--- INPUT DATA Enclosed Below ---

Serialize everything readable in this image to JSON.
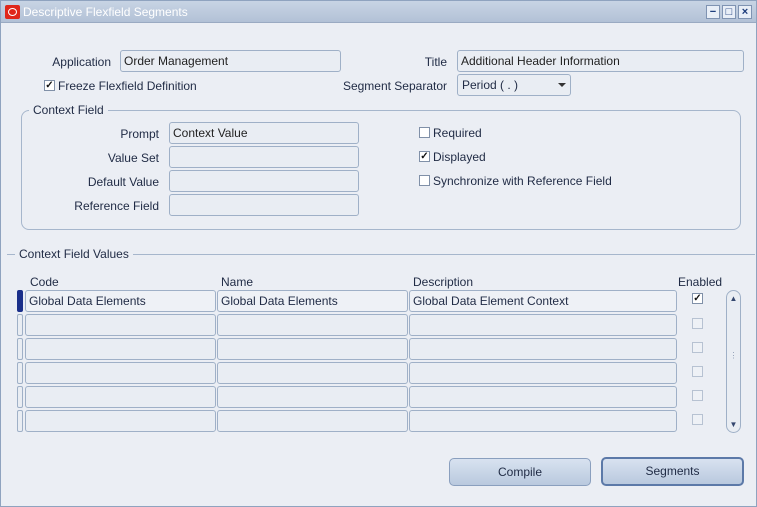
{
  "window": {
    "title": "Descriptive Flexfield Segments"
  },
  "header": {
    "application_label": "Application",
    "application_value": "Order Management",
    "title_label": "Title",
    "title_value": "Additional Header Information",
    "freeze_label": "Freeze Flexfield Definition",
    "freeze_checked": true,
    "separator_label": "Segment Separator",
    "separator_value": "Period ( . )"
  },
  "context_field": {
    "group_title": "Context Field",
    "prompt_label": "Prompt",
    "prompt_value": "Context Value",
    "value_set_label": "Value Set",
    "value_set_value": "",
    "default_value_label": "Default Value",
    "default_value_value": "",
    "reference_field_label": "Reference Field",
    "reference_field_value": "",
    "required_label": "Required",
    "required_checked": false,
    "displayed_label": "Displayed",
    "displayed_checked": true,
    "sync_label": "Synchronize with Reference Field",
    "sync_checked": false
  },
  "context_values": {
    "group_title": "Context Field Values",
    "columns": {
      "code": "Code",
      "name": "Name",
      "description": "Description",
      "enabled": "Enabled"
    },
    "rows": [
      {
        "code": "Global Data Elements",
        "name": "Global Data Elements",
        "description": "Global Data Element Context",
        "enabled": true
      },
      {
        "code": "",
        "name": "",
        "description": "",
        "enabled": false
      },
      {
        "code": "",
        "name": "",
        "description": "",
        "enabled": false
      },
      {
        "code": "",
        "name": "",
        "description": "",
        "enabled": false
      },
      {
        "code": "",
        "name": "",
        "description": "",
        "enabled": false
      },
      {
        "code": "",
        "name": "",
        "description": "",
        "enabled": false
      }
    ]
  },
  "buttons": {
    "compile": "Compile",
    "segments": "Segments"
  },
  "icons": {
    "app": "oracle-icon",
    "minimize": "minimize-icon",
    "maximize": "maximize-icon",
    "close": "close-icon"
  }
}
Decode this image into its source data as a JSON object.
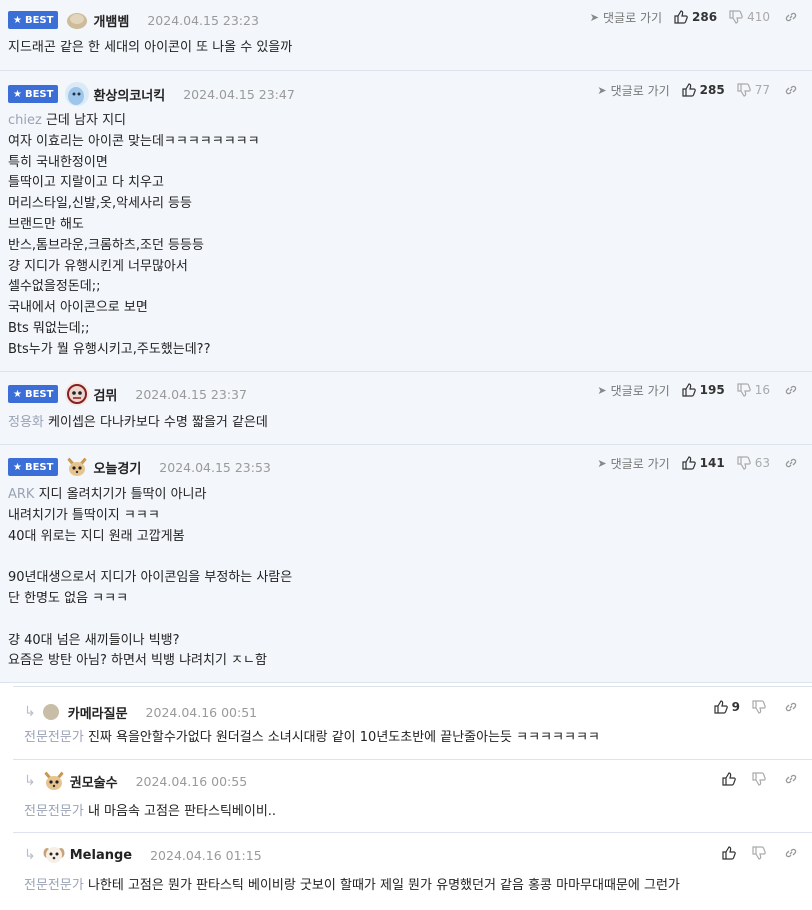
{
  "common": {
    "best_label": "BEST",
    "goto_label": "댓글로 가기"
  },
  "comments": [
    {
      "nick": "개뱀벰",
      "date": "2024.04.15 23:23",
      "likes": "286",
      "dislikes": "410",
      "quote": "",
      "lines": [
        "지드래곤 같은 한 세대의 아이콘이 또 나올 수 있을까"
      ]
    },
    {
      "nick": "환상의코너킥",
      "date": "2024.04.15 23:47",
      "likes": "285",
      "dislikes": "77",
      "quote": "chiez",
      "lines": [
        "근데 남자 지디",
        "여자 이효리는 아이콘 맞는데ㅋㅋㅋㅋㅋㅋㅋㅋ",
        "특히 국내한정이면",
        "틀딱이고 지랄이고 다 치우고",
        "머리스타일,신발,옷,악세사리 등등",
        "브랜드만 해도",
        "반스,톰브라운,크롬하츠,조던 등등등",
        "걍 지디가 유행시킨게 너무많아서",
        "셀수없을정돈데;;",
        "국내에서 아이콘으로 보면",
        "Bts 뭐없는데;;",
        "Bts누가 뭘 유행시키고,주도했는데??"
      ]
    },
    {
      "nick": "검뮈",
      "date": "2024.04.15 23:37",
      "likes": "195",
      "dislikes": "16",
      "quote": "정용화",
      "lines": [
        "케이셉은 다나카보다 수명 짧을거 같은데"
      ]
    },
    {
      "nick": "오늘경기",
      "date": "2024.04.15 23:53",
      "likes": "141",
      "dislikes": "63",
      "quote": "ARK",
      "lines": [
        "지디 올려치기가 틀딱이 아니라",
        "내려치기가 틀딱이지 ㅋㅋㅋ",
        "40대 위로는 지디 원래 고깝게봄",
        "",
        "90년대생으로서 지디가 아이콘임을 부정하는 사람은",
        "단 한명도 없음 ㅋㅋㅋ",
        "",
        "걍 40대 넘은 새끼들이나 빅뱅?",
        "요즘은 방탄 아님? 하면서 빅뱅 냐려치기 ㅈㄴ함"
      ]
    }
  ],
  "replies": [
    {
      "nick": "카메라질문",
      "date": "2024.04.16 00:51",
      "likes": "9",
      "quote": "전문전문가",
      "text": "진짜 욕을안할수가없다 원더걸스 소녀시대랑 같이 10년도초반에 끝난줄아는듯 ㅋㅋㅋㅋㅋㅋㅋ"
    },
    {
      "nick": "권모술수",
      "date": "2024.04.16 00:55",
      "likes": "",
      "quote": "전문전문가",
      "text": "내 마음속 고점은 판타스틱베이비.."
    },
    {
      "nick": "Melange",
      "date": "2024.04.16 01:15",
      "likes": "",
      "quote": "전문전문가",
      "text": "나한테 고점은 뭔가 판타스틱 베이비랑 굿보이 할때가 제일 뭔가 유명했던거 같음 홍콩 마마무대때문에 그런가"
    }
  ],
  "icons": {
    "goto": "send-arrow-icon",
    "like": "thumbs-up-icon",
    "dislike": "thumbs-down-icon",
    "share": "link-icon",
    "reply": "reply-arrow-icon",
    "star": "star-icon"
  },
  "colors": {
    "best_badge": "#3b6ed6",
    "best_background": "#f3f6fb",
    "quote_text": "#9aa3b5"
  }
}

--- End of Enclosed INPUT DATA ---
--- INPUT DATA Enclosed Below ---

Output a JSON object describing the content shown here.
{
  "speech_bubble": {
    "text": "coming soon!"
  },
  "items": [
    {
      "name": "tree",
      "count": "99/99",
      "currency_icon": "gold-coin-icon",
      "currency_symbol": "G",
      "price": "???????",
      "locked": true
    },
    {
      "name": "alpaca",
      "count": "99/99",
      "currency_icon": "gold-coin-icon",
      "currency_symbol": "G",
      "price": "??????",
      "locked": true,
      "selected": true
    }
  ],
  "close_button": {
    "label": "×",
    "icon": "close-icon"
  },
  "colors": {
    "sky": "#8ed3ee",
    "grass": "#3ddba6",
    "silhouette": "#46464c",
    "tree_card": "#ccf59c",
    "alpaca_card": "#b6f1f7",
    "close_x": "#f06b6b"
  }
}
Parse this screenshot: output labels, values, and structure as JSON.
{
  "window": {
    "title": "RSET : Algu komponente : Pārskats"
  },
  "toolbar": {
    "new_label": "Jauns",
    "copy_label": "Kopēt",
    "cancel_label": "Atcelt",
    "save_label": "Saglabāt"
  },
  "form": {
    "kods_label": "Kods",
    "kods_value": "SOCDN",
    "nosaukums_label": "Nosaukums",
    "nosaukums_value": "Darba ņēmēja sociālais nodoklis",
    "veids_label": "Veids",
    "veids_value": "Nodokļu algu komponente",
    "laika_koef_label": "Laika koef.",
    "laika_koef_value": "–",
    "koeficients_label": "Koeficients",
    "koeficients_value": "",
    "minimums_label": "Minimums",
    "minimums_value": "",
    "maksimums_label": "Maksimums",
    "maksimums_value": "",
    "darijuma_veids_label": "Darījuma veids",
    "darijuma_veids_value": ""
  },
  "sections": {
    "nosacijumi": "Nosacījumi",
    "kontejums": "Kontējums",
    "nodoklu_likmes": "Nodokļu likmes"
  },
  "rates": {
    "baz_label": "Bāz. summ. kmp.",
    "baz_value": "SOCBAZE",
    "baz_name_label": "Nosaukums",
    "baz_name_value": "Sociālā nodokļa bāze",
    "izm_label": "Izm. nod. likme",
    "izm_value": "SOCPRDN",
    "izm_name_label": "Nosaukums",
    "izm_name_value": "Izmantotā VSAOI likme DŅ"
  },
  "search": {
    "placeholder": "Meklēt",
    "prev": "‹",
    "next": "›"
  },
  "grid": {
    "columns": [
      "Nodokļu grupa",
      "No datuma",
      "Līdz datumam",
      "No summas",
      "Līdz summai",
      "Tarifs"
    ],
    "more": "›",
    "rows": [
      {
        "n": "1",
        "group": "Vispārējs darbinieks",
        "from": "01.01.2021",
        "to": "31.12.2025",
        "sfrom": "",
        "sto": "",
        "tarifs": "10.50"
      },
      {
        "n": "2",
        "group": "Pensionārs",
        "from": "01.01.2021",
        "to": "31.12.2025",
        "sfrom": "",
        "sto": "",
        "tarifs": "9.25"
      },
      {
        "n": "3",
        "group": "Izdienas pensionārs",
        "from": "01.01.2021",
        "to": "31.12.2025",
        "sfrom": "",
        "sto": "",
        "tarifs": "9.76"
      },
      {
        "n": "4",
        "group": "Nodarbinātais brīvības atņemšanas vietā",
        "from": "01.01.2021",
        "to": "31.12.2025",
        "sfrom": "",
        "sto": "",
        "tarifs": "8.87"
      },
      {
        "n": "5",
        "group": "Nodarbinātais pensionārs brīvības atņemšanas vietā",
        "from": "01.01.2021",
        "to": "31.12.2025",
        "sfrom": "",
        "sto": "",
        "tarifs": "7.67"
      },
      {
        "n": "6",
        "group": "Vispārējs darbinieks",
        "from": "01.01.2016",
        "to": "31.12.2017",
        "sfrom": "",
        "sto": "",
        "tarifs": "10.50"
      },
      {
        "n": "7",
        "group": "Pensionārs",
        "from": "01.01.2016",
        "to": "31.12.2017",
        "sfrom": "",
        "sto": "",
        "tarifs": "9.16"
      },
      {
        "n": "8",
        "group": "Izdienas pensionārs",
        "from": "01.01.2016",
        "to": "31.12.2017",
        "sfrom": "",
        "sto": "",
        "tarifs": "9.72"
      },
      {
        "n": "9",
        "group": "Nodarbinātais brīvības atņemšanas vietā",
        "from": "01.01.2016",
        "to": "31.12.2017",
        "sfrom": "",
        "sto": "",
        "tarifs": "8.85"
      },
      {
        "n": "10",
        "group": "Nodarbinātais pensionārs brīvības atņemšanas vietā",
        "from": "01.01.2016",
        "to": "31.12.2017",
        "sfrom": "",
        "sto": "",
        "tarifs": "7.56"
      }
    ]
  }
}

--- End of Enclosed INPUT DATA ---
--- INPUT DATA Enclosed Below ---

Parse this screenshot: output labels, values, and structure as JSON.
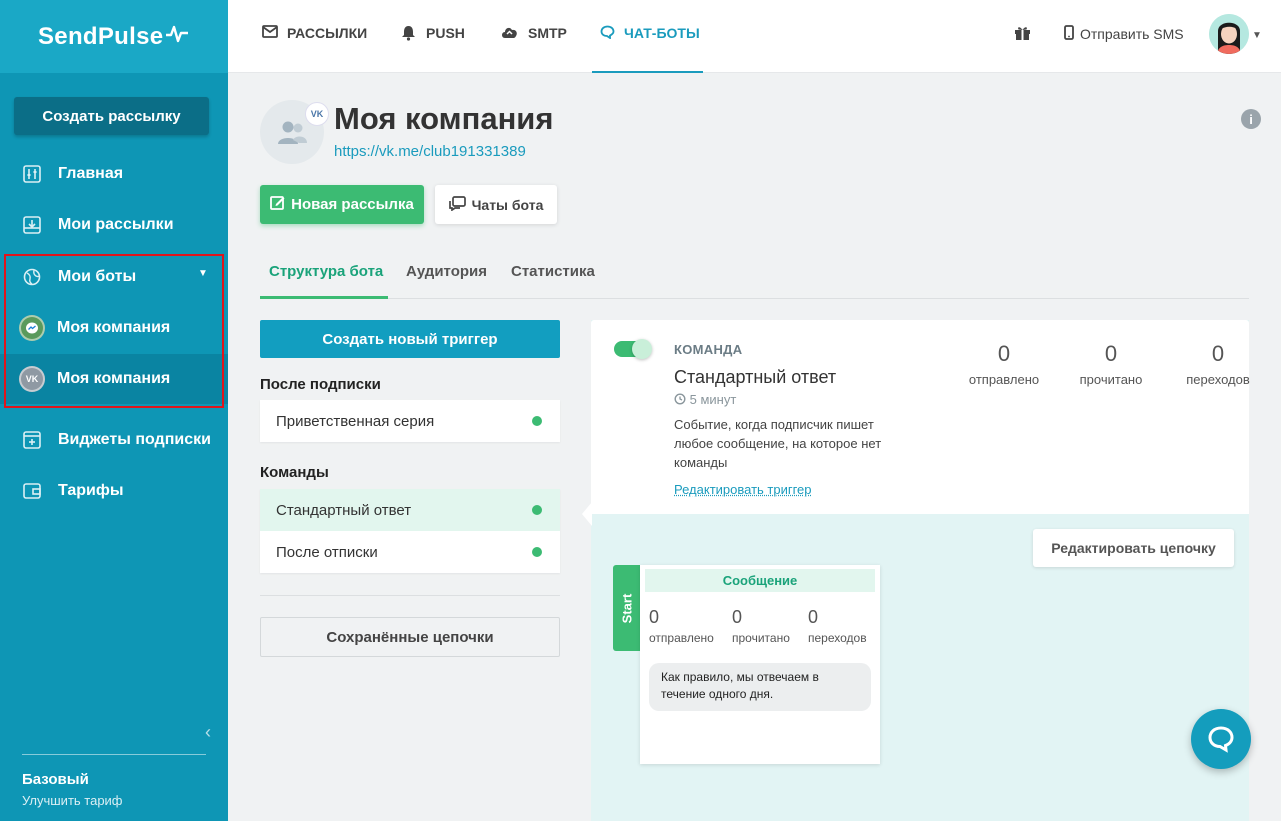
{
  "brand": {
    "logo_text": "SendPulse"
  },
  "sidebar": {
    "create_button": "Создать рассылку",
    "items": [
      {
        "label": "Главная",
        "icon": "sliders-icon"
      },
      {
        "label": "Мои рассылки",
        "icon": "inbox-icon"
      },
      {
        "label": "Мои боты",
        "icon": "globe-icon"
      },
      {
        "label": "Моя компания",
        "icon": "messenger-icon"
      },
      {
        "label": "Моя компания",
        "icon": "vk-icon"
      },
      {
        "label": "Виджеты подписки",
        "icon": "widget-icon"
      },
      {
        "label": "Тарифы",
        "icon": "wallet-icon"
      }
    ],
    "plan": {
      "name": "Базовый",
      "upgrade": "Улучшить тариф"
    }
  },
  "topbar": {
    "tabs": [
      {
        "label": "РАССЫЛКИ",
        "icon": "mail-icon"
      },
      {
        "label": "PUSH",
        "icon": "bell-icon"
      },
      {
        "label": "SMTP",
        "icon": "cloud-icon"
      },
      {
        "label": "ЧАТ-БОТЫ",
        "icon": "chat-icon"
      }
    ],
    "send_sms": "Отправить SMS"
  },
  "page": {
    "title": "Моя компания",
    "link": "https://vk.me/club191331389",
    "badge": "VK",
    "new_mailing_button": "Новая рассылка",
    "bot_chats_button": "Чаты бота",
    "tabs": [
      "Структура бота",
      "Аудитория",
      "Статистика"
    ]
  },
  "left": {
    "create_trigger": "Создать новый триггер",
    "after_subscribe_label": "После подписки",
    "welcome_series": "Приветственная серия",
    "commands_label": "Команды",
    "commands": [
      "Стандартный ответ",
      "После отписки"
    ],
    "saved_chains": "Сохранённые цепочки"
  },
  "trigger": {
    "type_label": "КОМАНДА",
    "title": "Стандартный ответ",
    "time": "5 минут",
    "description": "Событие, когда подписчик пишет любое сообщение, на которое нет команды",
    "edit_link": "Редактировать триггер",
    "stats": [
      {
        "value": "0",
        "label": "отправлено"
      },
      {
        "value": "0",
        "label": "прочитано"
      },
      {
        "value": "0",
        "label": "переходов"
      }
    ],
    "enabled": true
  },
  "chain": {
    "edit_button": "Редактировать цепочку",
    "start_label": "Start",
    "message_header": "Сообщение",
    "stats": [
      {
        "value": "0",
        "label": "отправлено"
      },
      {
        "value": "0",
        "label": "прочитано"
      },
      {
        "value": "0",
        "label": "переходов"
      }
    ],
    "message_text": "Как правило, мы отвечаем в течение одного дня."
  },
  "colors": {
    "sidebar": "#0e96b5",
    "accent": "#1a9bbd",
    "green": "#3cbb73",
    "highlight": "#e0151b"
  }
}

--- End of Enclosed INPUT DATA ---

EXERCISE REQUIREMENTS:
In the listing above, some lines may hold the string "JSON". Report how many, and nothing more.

REPLY:
5